> _ABOUT THIS EXERCISE_:
Find the word "Welcome" in the listing. Copy out each line where it occurs.

:::

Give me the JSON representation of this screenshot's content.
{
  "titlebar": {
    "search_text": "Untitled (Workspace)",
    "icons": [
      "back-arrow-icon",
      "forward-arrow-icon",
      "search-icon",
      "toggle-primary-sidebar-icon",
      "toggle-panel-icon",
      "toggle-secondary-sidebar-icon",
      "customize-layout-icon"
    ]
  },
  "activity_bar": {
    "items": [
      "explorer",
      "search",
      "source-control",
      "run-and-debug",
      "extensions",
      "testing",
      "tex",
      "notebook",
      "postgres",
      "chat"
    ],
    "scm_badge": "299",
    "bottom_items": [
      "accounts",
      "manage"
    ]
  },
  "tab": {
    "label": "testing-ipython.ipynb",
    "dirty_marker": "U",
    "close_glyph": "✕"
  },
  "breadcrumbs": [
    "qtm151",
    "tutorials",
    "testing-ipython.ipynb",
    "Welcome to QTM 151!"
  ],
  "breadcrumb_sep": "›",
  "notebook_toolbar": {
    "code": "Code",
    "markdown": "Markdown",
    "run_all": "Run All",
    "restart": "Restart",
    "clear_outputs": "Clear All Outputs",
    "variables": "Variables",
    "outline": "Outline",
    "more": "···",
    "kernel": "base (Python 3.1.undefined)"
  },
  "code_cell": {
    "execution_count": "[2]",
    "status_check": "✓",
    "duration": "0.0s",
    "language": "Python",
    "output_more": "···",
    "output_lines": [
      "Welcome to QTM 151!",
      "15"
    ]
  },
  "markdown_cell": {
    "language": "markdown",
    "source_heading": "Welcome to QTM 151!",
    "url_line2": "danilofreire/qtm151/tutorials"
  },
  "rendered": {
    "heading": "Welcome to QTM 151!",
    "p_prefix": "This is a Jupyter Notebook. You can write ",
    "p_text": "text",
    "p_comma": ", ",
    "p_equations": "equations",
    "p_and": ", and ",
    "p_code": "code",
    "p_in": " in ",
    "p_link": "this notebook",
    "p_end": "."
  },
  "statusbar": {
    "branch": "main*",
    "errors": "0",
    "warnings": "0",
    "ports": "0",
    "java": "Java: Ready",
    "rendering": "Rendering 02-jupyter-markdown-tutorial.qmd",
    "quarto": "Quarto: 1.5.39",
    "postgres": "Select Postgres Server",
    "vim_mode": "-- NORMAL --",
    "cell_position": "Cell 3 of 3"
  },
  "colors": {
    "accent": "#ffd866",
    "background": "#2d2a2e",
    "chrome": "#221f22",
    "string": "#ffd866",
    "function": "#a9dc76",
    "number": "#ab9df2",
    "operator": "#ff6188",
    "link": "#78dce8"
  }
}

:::

> _EXERCISE OUTPUT_:
    "Welcome to QTM 151!"
      "Welcome to QTM 151!",
    "source_heading": "Welcome to QTM 151!",
    "heading": "Welcome to QTM 151!",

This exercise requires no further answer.